Practice Expectations 

A veterinarian meets the Professional Practice Standard: Medical Records when they:  

  1. Create a record for each animal(s) or group of animals where a veterinarian-client-patient relationship (VCPR) is established. 

  1. Ensure records are accessible. 

  2. Ensure the record provides an accurate, complete, and up-to-date profile of the animal(s) or group of animals to enable continuity of care. Ensures that each time a record is updated, the update or change to the record is dated and documented in a clearly identifiable manner and the content of the record before each change or update is preserved. 

  3. Maintain electronic records in accordance with the electronic records requirements outlined in O. Reg. 1093 Section 22. (6). 

  4. Ensure that, in situations where a change to the medical record is required, an audit trail is established where the original content is preserved, and a record of the author and date/time is established. Changes to the original content must be approved by the veterinarian. 

  5. Establish procedures and protocols to protect client confidentiality and safeguard records against loss, damage, unauthorized access or disclosure. 

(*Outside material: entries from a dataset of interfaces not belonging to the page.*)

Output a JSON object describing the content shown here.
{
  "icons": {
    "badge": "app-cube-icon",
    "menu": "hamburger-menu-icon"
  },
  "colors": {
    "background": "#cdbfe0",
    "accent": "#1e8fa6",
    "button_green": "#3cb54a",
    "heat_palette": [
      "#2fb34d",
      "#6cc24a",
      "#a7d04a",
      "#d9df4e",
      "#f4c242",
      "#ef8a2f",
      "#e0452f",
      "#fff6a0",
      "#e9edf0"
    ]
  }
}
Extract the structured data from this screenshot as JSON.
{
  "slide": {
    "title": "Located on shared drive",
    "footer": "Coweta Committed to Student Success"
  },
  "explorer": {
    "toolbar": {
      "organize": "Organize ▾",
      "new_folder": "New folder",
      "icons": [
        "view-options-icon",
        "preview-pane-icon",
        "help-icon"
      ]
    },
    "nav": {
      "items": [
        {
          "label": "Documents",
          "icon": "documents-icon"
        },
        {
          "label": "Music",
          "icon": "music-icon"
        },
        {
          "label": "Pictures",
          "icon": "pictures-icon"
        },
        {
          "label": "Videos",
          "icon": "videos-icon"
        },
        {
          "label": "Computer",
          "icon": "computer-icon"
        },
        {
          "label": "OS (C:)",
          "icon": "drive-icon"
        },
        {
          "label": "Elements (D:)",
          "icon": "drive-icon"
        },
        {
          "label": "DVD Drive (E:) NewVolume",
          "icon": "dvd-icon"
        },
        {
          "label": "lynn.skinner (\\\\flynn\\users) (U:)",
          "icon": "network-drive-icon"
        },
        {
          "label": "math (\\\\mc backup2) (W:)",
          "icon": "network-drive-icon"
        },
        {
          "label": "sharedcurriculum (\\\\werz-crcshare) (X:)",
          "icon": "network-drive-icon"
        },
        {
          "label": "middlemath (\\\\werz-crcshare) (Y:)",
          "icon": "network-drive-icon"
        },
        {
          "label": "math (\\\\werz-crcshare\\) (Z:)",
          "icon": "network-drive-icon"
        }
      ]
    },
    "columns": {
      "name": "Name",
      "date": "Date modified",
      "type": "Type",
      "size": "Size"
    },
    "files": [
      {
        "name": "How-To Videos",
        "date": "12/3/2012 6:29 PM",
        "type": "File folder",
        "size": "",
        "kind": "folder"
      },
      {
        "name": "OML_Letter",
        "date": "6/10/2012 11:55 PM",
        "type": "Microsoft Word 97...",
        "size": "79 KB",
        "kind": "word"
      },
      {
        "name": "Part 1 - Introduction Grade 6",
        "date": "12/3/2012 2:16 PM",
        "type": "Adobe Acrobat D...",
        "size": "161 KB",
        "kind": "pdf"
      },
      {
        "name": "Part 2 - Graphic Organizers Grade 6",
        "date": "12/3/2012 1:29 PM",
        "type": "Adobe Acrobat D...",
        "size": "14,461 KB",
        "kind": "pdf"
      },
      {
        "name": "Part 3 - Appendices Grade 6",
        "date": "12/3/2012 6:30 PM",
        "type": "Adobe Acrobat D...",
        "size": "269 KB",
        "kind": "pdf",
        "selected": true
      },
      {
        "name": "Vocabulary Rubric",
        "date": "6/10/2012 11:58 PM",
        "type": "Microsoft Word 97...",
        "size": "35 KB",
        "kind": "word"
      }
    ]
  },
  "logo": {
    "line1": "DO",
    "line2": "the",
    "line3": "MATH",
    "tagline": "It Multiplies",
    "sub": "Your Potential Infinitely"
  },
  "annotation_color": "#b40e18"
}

  6. Respond to or make requests for, and/or provides relevant historical (i.e. medical) information in a timely manner that facilitates the continuity of care of an animal(s) or group of animals between and among veterinarians. 

  7. Respond within two (2) business days to requests from clients or another veterinarian to transfer complete records. 

  8. Maintain records for five (5) years after the last entry is made. 

  9. Destroy records in a manner that protects client confidentiality. 


Guide to the Professional Practice Standard 

 A separate Guide to the Professional Practice Standard: Medical Records has been developed by the College and can be found on the College’s website at  

Legislative Authority 

R.R.O. 1990, Reg. 1093: General, s. 22-28 (Veterinarians Act) 


The following can be found at the College’s website at 

  1. Guide to the Professional Practice Standard: Medical Records  

  1. Professional Practice Standard: Informed Client Consent  

  1. Guide to the Professional Practice Standard: Informed Client Consent 

  1. Professional Practice Standard: Establishing, Maintaining, and Discontinuing a Veterinarian-Client-Patient Relationship (VCPR) 

  1. Guide to the Professional Practice Standard: Establishing, Maintaining, and Discontinuing a Veterinarian-Client-Patient Relationship (VCPR) 

A variety of additional resources (i.e., samples, forms) can also be found on the College’s website.

College publications contain practice parameters and standards which should be considered by all Ontario veterinarians in the care of their patients and in the practice of the profession. College publications are developed in consultation with the profession and describe current professional expectations. It is important to note that these College publications may be used by the College or other bodies in determining whether appropriate standards of practice and professional responsibilities have been maintained. The College encourages you to refer to the website ( to ensure you are referring to the most recent version of any document.